“Prisoners” (2013) I didn’t get to review this masterpiece about a furious father (Hugh Jackman) searching for his abducted daughter; but you won’t find a better thriller anywhere in your Netflix queue. Directed by Denis Villeneuve (“Arrival,” “Blade Runner 2049”); photographed by Roger Deakins. Stellar cast includes Jake Gyllenhaal, Terrence Howard, Viola Davis, Maria Bello, Paul Dano and Melissa Leo. (R)
“Road to Perdition” (2002) This “the greatest movie you never saw” is a Depression-era gangster tale with Tom Hanks playing against type as a hit man on the run with his 12-year-old son (Tyler Hoechlin). Gripping story; superb photography by the legendary Conrad Hall; masterful score by Thomas Newman; and a supporting cast to die for: Paul Newman, Jude Law, Daniel Craig, Jennifer Jason Leigh, Dylan Baker, Ciaran Hinds and Stanley Tucci.

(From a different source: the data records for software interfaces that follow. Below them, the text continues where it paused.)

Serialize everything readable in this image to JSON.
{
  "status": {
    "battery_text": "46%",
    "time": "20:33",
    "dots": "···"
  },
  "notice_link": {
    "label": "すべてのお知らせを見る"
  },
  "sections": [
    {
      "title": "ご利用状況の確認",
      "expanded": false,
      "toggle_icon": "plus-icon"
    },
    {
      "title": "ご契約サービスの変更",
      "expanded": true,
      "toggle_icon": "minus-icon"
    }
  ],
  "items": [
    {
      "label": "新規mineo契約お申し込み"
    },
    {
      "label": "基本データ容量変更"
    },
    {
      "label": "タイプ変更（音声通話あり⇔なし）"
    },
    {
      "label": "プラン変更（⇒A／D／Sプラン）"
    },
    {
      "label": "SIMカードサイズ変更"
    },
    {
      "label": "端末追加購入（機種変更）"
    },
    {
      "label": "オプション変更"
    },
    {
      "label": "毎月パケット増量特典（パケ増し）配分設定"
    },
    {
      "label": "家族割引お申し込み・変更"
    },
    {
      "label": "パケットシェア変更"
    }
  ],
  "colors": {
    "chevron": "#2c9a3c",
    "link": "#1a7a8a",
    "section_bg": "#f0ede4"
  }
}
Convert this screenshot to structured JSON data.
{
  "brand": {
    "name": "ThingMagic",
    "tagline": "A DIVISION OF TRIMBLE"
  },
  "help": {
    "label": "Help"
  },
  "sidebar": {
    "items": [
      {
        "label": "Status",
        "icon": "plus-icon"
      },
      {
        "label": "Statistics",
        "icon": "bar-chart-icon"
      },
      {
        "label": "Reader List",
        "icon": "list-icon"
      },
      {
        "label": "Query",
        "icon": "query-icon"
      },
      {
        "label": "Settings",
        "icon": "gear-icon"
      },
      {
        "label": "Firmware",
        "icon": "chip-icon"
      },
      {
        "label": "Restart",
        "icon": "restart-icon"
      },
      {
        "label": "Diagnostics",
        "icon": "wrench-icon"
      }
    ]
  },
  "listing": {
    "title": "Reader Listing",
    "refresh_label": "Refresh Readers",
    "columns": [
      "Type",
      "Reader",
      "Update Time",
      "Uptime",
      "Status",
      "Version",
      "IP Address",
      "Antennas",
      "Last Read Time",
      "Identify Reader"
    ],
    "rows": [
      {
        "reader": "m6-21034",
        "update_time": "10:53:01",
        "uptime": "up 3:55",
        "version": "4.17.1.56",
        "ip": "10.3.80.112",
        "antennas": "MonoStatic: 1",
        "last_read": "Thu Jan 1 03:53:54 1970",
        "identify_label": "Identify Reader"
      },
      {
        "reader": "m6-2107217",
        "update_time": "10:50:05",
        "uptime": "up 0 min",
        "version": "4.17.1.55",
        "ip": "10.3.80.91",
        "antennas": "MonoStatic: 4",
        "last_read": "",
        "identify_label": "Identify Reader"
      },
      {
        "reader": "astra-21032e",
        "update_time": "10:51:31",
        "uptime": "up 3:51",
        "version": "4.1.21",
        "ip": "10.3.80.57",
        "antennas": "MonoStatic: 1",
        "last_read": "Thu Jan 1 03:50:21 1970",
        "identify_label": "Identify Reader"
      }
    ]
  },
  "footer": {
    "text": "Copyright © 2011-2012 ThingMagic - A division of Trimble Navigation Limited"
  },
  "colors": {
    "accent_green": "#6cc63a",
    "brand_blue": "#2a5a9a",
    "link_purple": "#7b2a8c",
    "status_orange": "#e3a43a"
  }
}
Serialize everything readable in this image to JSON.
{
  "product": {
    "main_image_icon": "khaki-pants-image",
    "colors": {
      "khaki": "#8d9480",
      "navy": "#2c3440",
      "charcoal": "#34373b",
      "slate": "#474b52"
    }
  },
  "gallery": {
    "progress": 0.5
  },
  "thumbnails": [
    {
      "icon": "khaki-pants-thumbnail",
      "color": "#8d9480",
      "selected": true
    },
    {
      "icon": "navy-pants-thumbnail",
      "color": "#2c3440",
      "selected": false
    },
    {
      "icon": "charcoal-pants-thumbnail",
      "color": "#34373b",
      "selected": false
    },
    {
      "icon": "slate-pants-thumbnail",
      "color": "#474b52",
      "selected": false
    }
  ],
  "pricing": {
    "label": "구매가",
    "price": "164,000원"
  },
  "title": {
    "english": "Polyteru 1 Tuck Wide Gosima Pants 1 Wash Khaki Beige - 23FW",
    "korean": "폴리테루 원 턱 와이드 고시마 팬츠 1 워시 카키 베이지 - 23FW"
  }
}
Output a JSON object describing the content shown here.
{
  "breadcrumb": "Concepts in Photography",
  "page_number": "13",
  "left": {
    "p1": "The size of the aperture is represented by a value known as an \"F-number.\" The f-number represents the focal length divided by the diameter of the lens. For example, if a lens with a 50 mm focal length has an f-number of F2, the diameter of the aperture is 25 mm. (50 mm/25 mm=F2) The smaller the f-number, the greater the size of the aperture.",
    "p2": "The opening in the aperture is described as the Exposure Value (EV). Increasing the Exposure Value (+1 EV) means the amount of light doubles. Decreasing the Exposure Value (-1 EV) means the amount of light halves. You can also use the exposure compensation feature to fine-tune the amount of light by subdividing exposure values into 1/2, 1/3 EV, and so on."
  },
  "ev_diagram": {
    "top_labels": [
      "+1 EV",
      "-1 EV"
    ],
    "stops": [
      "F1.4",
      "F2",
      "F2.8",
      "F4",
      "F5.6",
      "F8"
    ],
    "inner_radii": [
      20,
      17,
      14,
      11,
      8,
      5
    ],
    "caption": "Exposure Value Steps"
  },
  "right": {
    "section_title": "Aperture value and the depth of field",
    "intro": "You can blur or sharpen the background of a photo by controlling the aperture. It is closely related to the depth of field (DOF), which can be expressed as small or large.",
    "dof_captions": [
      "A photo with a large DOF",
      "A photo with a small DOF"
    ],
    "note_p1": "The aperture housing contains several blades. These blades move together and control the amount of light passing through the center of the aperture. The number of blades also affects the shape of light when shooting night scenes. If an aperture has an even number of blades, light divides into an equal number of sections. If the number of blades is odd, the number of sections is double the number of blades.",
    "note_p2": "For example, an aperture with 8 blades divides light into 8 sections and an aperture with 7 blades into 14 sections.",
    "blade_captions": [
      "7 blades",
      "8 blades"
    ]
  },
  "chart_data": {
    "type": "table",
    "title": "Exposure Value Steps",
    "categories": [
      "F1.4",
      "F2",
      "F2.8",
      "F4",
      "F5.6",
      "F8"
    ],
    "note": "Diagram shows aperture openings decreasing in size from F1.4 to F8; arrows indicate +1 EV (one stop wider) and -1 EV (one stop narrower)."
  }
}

“Sing Street” (2016) Music-lovers shouldn’t miss this sensational tale of an Irish boy band in the eighties, from acclaimed director John Carney (“Once,” “Begin Again”). You’ll want to grab the toe-tapping soundtrack too. (PG-13)
“The Walk” (2015) Criminally neglected gem from director Robert Zemeckis, about Philippe Petit’s daring tightrope walk between the towers of the World Trade Center -- which he pulled off illegally and unannounced while the building was still under construction! (PG)
“The Way Way Back” (2013) Another to-die-for cast stars in this painful but buoyant comedy about a 15-year-old boy on a beach vacation with a bunch of puerile adults (except for the water park worker who befriends him). With Steve Carell, Sam Rockwell, Toni Collette, Allison Janney, Liam James, AnnaSophia Robb, Amanda Peet, Maya Rudolph and Rob Corddry. (PG-13)
Here’s to another 20 years of movies like these.